Such responses miss a lot of the point. The cell phone alert system replaces an older web-based system that allowed users to opt-in to the system. This system is opt-out: you will receive the alerts unless you explicitly turn them off. And you will receive the alerts whenever police decide to send one, regardless of the time of day or night. (Yes, most phones allow you to block notifications, but how many people don’t set up those blocks, or can’t because they have to be available for work or personal emergencies?) Hundreds of thousands of people received Monday night’s alert. Thousands more will be receiving further alerts. An Amber Alert sent at 4am in New York led an unknown, but probably high, number of people to opt out. Monday’s 11pm alert will likely have a similar effect in California. A few more such high-profile events would have a serious negative effect on the utility of the program.

I started looking into how to opt-out. On my phone, it’s actually simple once you know the choice is there. Launch the messaging app, go into its settings, and scroll to the “Emergency message settings”. Other Android phones should be similar; you iPhone users are on your own (but feel free to post instructions in a comment). According to the fount of all knowledge, while the messages appear on your phone like a standard SMS, they’re actually sent over a separate system that gives them priority over regular text messages and voice calls, which makes sense given the original intent to use them for warnings of dangerous weather, terrorist actions, or other events being managed by government Emergency Operations Centers.

There are actually five different message types that can be sent via the “Commercial Mobile Alert System” (also known as “Wireless Emergency Alerts” and “Personal Localized Alerting Network”): Presidential, Extreme, Severe, Amber, and Test. By law, Presidential alerts cannot be disabled. The others can be turned off. Whether you do so is, of course, your own decision.

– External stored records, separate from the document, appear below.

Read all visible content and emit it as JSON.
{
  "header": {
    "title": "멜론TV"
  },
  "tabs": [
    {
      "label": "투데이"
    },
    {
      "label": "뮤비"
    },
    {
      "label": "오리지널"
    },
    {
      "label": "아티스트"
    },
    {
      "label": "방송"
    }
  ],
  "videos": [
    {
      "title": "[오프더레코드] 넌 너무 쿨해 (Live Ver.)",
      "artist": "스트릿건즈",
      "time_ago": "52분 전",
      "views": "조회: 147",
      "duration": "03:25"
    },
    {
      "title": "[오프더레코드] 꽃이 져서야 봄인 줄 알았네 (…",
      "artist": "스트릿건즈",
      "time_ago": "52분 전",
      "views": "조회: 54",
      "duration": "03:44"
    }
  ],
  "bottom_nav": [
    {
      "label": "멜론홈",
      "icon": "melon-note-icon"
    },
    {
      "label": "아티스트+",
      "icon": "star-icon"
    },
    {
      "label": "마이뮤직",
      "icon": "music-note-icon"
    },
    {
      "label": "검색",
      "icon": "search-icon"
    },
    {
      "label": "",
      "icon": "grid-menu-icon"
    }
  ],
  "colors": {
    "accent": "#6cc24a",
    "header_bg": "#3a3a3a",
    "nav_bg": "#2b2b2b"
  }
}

I’m not arguing that Amber Alerts are not worthwhile or a valuable resource. Hoever notes that 656 children have been rescued specifically because of Amber Alerts. On the other hand, that’s 656 children in the 13 years since the Amber Alert program began in 1996. Is the benefit really so great that it needs to be an opt-out program affecting every cell-phone user in the country?